_About this task_
Go through the data and tally the lines that include "Verbindungen". The reply is that number alone.

_Supplied records_
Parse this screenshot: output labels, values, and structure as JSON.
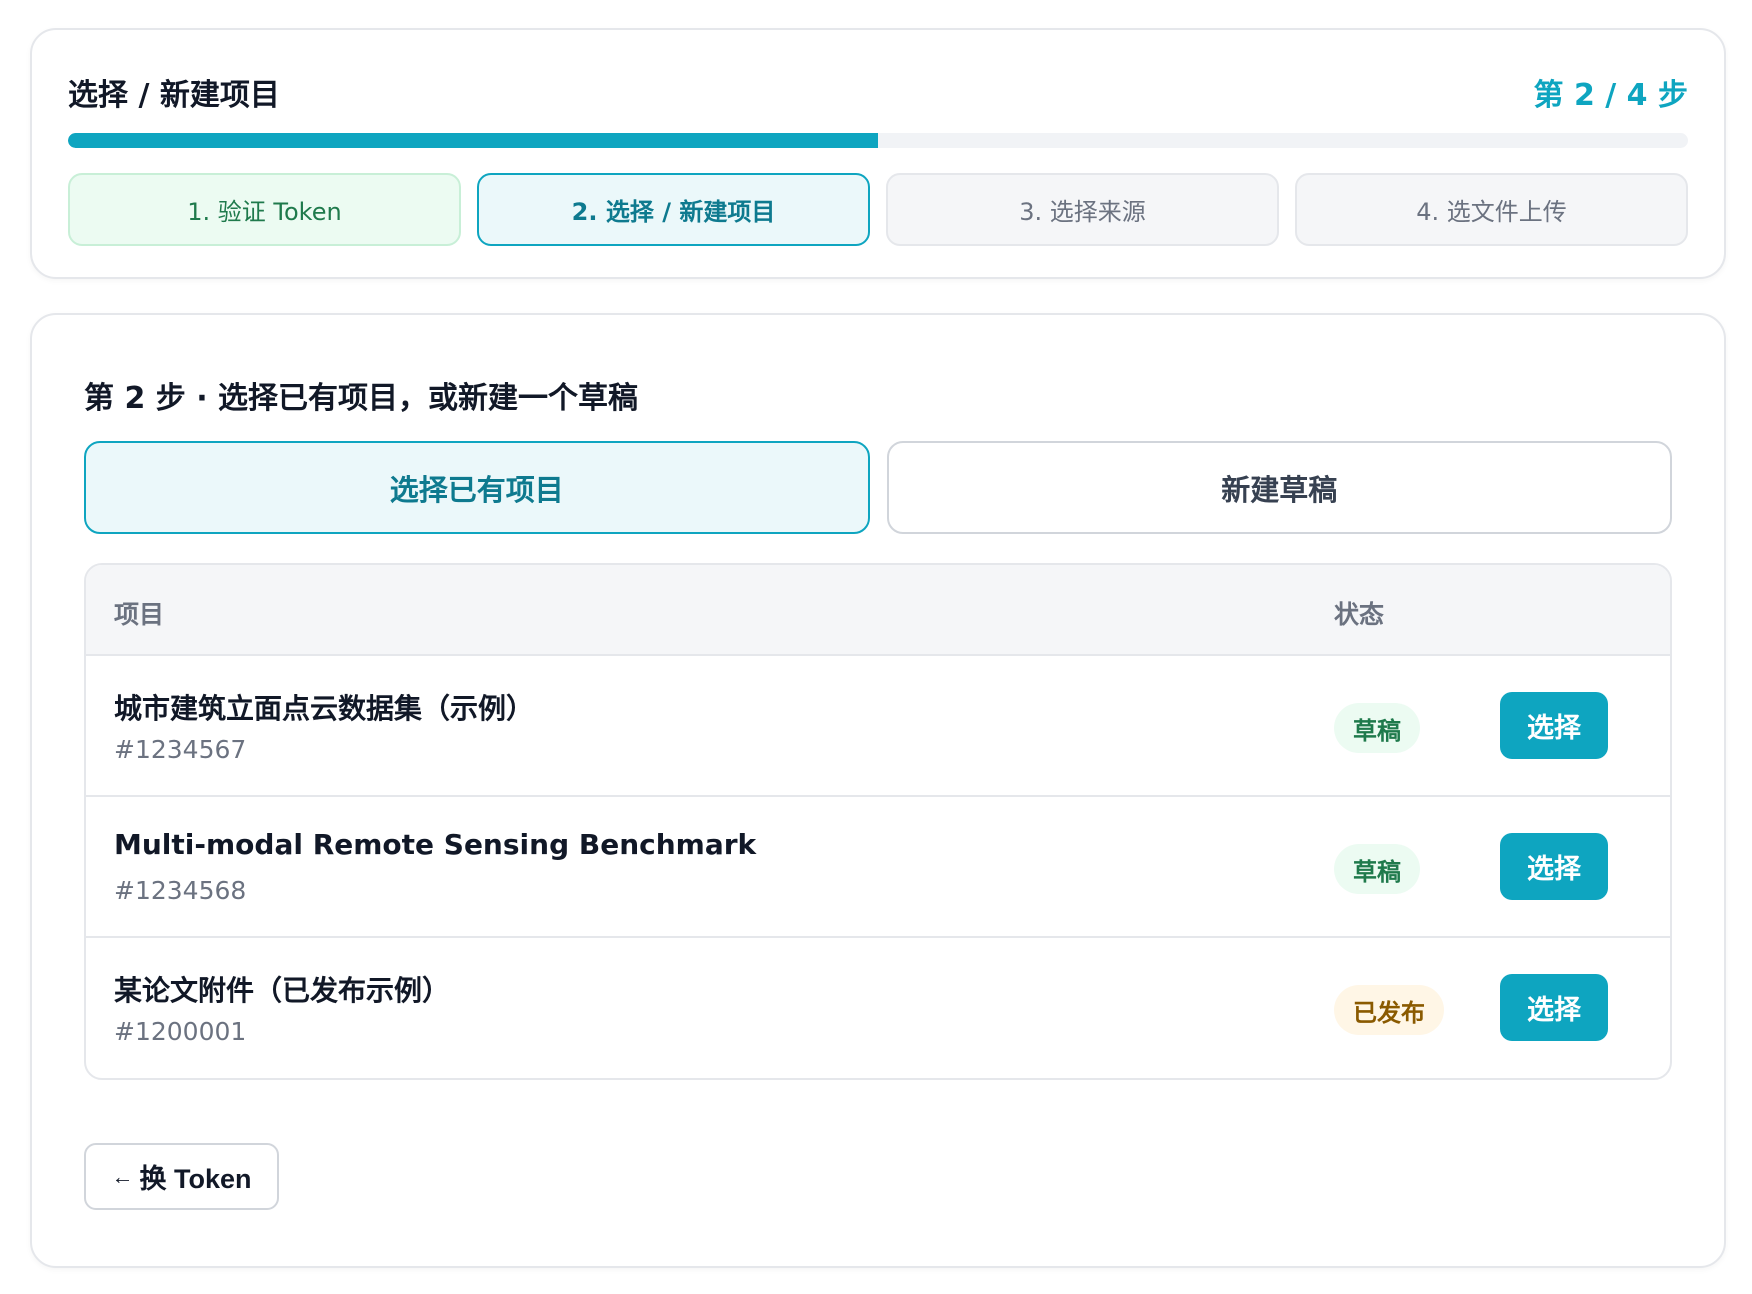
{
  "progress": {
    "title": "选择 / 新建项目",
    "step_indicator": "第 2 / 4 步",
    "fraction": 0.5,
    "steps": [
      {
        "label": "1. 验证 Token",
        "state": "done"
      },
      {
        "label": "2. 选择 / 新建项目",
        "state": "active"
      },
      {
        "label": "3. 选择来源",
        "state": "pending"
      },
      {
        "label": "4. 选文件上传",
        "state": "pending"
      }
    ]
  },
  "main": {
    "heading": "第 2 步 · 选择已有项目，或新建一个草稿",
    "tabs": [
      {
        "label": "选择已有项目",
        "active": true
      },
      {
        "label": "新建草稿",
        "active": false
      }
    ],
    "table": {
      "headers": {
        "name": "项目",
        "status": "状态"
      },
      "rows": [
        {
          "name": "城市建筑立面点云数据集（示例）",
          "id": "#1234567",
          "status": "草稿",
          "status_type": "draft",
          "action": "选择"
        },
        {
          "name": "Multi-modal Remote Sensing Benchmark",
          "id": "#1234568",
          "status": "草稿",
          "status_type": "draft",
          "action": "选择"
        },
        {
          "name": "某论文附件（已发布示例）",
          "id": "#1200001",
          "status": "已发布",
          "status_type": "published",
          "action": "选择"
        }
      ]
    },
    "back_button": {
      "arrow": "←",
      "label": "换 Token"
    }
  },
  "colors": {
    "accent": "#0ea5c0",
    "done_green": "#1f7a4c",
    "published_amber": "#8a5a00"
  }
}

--

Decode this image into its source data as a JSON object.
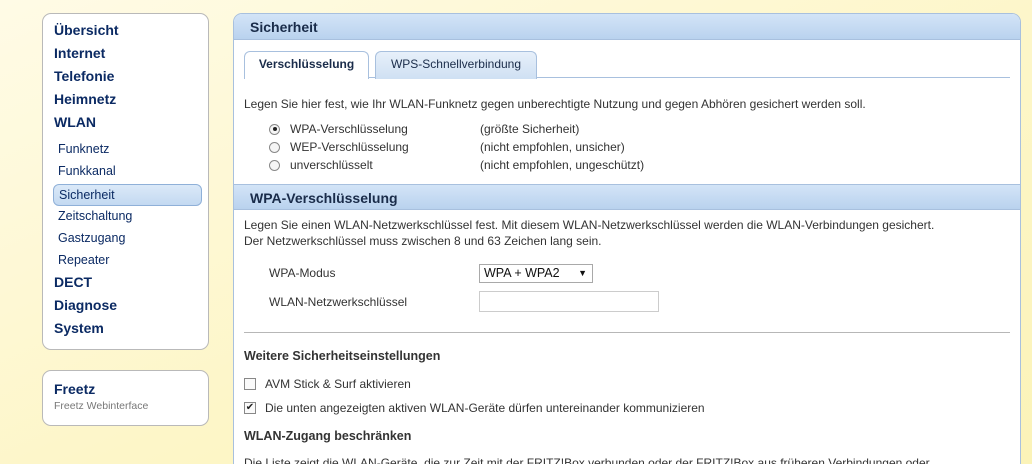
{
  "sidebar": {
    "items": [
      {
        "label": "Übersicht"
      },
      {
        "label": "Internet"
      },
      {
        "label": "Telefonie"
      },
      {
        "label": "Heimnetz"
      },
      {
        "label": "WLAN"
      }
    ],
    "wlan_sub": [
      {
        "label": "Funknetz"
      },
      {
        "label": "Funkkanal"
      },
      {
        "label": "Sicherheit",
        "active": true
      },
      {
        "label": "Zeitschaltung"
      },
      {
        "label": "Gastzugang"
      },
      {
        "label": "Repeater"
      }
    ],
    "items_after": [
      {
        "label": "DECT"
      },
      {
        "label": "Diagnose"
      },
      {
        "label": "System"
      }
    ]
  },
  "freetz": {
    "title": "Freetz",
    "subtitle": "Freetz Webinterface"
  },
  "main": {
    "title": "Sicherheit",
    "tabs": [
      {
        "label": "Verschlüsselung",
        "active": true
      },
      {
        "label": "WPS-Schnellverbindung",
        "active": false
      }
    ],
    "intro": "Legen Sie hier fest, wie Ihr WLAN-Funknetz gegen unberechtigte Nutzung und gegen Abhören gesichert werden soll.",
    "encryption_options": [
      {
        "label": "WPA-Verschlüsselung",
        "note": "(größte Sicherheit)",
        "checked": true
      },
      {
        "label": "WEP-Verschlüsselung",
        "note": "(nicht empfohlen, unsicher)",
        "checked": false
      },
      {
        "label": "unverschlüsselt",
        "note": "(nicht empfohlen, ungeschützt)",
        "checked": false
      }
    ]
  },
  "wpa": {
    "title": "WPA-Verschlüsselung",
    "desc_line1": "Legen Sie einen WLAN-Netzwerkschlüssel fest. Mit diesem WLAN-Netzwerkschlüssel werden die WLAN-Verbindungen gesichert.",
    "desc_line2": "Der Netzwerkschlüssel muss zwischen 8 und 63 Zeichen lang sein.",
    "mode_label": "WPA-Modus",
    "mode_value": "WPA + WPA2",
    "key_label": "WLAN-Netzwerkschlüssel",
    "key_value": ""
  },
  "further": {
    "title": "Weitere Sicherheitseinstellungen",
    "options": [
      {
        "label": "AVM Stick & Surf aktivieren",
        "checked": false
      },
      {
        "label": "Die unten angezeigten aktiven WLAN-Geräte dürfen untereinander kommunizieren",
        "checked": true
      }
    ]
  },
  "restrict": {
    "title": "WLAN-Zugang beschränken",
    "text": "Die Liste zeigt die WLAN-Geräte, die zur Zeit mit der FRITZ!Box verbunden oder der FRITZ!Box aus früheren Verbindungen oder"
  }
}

_Exercise result_
2